Like Zion, temperatures are low but so are the crowds. In February, you can visit Arches National Park relatively crowd free.

Bonus! 3 NPS sites to visit in January

Organ Pipe Cactus National Monument © Rex Vogel, all rights reserved

Organ Pipe Cactus National Monument

The remote Organ Pipe Cactus National Monument is a gem tucked away in southern Arizona’s vast Sonoran Desert. Thanks to its unique crossroads locale, the monument is home to a wide range of specialized plants and animals, including its namesake.

Chiricahua National Monument

The most noticeable natural features in the park are the rhyolite rock pinnacles for which the monument was created to protect. Rising sometimes hundreds of feet into the air, many of these pinnacles are balancing on a small base, seemingly ready to topple over at any time.

Casa Grande Ruins National Monument

The Hohokam people built these structures when they were near the height of their power some 700 years ago. They created villages that extended from the site of modern-day Phoenix to southern Arizona.

February road trip idea: Arizona road trip

Arizona makes a great February road trip destination.

On this 10 day Arizona road trip, you can visit three national parks (Petrified Forest, the Grand Canyon, and Saguaro) and three NPS sites (Organ Pipe, Chiricahua, and Casa Grande Ruins) plus visit Monument Valley, Antelope Canyon, and Sedona.
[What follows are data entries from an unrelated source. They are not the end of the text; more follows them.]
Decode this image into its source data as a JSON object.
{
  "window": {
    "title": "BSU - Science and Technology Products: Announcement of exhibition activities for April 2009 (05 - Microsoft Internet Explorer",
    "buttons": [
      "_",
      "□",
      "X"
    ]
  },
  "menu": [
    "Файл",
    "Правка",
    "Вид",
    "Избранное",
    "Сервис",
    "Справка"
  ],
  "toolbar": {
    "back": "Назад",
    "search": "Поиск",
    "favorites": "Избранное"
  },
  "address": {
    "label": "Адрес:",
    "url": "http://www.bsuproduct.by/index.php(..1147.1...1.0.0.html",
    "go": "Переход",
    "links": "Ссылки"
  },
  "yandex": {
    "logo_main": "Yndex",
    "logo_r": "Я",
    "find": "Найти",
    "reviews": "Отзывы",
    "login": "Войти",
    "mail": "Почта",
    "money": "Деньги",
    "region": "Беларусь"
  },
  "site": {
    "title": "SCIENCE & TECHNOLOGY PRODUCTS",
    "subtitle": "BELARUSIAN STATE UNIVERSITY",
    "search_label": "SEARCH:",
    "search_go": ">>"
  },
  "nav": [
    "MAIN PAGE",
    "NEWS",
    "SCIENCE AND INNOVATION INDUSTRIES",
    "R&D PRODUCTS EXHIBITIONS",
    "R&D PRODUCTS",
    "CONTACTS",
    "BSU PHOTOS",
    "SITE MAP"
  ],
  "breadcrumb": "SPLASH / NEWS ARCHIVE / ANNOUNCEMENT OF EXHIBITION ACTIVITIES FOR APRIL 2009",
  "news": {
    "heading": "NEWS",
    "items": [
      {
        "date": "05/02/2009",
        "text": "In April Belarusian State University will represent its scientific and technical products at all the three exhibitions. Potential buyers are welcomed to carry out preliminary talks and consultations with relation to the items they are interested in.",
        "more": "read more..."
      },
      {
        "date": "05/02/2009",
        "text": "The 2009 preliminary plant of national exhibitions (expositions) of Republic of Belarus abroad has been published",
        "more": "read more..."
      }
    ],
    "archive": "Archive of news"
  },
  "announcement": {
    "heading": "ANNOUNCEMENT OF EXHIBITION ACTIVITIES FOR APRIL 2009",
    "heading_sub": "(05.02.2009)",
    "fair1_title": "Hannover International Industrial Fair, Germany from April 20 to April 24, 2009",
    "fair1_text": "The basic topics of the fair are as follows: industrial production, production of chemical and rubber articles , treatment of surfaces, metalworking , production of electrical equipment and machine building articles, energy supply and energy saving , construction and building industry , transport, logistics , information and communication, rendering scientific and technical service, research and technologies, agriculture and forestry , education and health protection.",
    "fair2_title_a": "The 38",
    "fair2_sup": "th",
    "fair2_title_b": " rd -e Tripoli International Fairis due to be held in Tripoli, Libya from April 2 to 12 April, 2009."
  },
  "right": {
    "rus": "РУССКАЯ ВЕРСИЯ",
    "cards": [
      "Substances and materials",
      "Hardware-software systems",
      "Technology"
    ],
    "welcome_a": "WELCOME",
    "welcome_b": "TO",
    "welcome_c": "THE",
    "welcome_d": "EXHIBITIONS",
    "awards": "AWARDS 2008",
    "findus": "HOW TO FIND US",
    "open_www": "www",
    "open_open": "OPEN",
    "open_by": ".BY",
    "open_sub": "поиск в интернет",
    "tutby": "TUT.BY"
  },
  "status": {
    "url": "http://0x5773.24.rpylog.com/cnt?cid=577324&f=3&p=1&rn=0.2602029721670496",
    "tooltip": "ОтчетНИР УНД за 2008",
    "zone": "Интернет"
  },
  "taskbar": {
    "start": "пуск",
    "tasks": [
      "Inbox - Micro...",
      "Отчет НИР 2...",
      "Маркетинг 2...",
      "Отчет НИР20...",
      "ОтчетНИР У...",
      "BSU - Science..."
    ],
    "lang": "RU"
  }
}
February is a great month for this road trip before temperatures heat up and people start hitting the road for their spring break trips.

More Information about the National Parks

Best National Parks to visit by month:

Worth Pondering…

Earth and sky, woods and fields, lakes and rivers, the mountain and the sea, are excellent schoolmasters and teach some of us more than we can ever learn from books.

—John Lubbock